                    40  2 x 20 = 40
                    10  10 x 1 = 10 (Can you find it in the pic and the array?)
                  200  10 x20 = 200  
Partial products are great to use if your kids "put down the wrong number and carry the wrong number." It means they aren't using place value and this will help them.

Looking for a practice game?  Me too!  Have students each deal out 4 cards and arrange them to make a 2 digit x 2 digit problem.  Record the product.  Play 5 rounds.  Total them.  Person with the highest sum wins.  Do you have a double digit multiplication game?

Sunday, October 2, 2011

QR Codes and Scavenger Hunt

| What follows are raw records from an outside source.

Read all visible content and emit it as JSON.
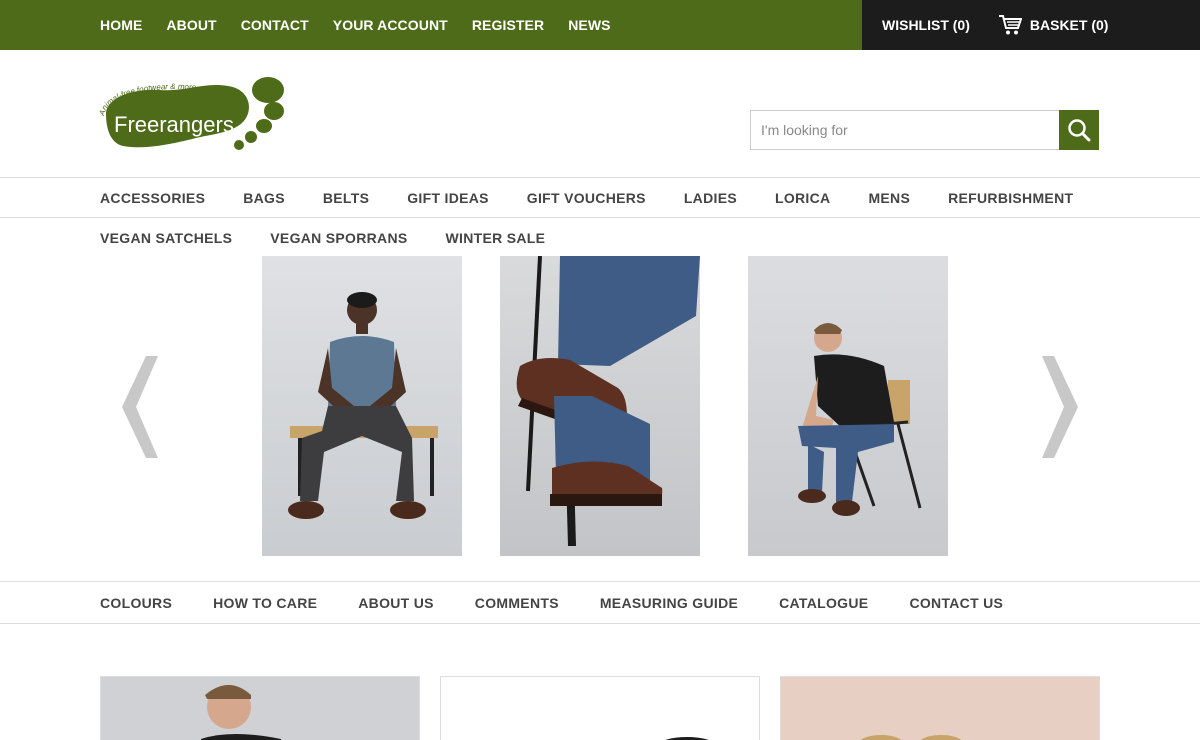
{
  "top_nav": {
    "items": [
      "HOME",
      "ABOUT",
      "CONTACT",
      "YOUR ACCOUNT",
      "REGISTER",
      "NEWS"
    ],
    "wishlist": "WISHLIST (0)",
    "basket": "BASKET (0)"
  },
  "header": {
    "logo_name": "Freerangers",
    "logo_tagline": "Animal-free footwear & more",
    "search_placeholder": "I'm looking for",
    "search_icon": "search-icon"
  },
  "category_nav": {
    "row1": [
      "ACCESSORIES",
      "BAGS",
      "BELTS",
      "GIFT IDEAS",
      "GIFT VOUCHERS",
      "LADIES",
      "LORICA",
      "MENS",
      "REFURBISHMENT"
    ],
    "row2": [
      "VEGAN SATCHELS",
      "VEGAN SPORRANS",
      "WINTER SALE"
    ]
  },
  "slider": {
    "prev_icon": "chevron-left-icon",
    "next_icon": "chevron-right-icon"
  },
  "info_nav": {
    "items": [
      "COLOURS",
      "HOW TO CARE",
      "ABOUT US",
      "COMMENTS",
      "MEASURING GUIDE",
      "CATALOGUE",
      "CONTACT US"
    ]
  },
  "colors": {
    "brand_green": "#4e6b1a",
    "dark_bar": "#1c1c1c",
    "arrow_grey": "#c8c8c8"
  }
}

One of my workshops this week calls for incorporating technology into math.  I love technology.  Not that I'm all that good at it, but I'm not afraid of it, so I'm game.  I just learned about QR codes--you know, those funny boxes that have turned up on ads all over the place?  When you aim a QR reader on your smartphone at them, they take you to a website.  Thanks to Lori Elliot I learned how to make a QR code. 
First, go to URL shortener:
Type in or paste the website address
Choose shorten
Click on details next to the new shortened address.  You'll see the QR code!  (I had to scroll up.)
Copy and paste it to your document.

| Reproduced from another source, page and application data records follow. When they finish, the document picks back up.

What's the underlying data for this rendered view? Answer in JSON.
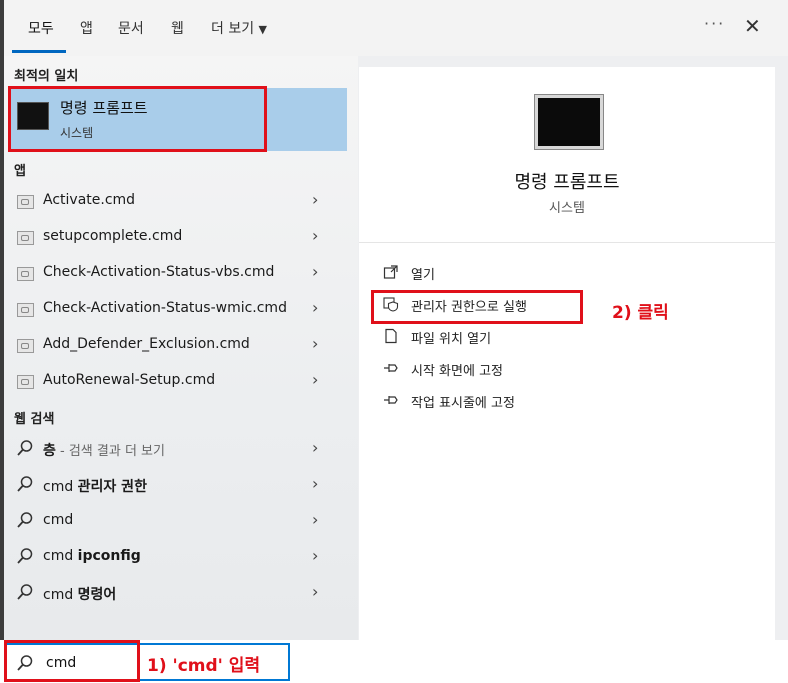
{
  "tabs": [
    {
      "label": "모두",
      "active": true
    },
    {
      "label": "앱"
    },
    {
      "label": "문서"
    },
    {
      "label": "웹"
    },
    {
      "label": "더 보기"
    }
  ],
  "header": {
    "more_label": "···",
    "close_label": "✕"
  },
  "best_match": {
    "section": "최적의 일치",
    "title": "명령 프롬프트",
    "subtitle": "시스템"
  },
  "apps": {
    "section": "앱",
    "items": [
      "Activate.cmd",
      "setupcomplete.cmd",
      "Check-Activation-Status-vbs.cmd",
      "Check-Activation-Status-wmic.cmd",
      "Add_Defender_Exclusion.cmd",
      "AutoRenewal-Setup.cmd"
    ]
  },
  "web": {
    "section": "웹 검색",
    "items": [
      {
        "prefix": "",
        "bold": "층",
        "suffix": " - 검색 결과 더 보기"
      },
      {
        "prefix": "cmd ",
        "bold": "관리자 권한",
        "suffix": ""
      },
      {
        "prefix": "cmd",
        "bold": "",
        "suffix": ""
      },
      {
        "prefix": "cmd ",
        "bold": "ipconfig",
        "suffix": ""
      },
      {
        "prefix": "cmd ",
        "bold": "명령어",
        "suffix": ""
      }
    ]
  },
  "preview": {
    "title": "명령 프롬프트",
    "subtitle": "시스템",
    "actions": [
      {
        "label": "열기",
        "icon": "open-icon"
      },
      {
        "label": "관리자 권한으로 실행",
        "icon": "shield-icon"
      },
      {
        "label": "파일 위치 열기",
        "icon": "file-icon"
      },
      {
        "label": "시작 화면에 고정",
        "icon": "pin-icon"
      },
      {
        "label": "작업 표시줄에 고정",
        "icon": "pin-icon"
      }
    ]
  },
  "search": {
    "value": "cmd"
  },
  "annotations": {
    "step1": "1) 'cmd' 입력",
    "step2": "2) 클릭"
  },
  "colors": {
    "accent": "#0078d4",
    "highlight": "#a9cdea",
    "annotation": "#e0101a"
  }
}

Then I discovered this website  
You type in 5 questions with answers.  It turns it into a QR scavenger hunt.  I can picture using it for 3D shapes, or having the answers be room numbers.  What uses can you think of?  

Monday, September 26, 2011

Football and Math

I'm sitting on a Saturday afternoon, watching college football, and thinking about all the ways it can be used in the math classroom.  Our youngest children can identify jersey numbers.  They can look at the players and compare taller and shorter, larger and smaller, heavier and lighter.  Our first and second graders can find the difference between scores.  We can take our questioning deeper by looking at the UCLA (Go Bruins!) vs. Oregon St. Beavers game. 
                    UCLA      27
                    Oregon   19
     How could Oregon have scored 19 points?  Is there more than one correct answer?  (And could you solve it with model drawing?)  Here's a great place to practice your questioning!  
     For the upper grades, we have trouble finding real life examples of big numbers, but how about Reser Stadium that holds 45,674 seats?  Working on division?  The Beavers managed only 88 yards in 29 carries.  What about integers?  That ball moves up and down the field a lot!  
     What other math is found in such a high interest sport?  Time, percentages, fractions (the game is played in quarters and halves!)  Ask your students to write some questions.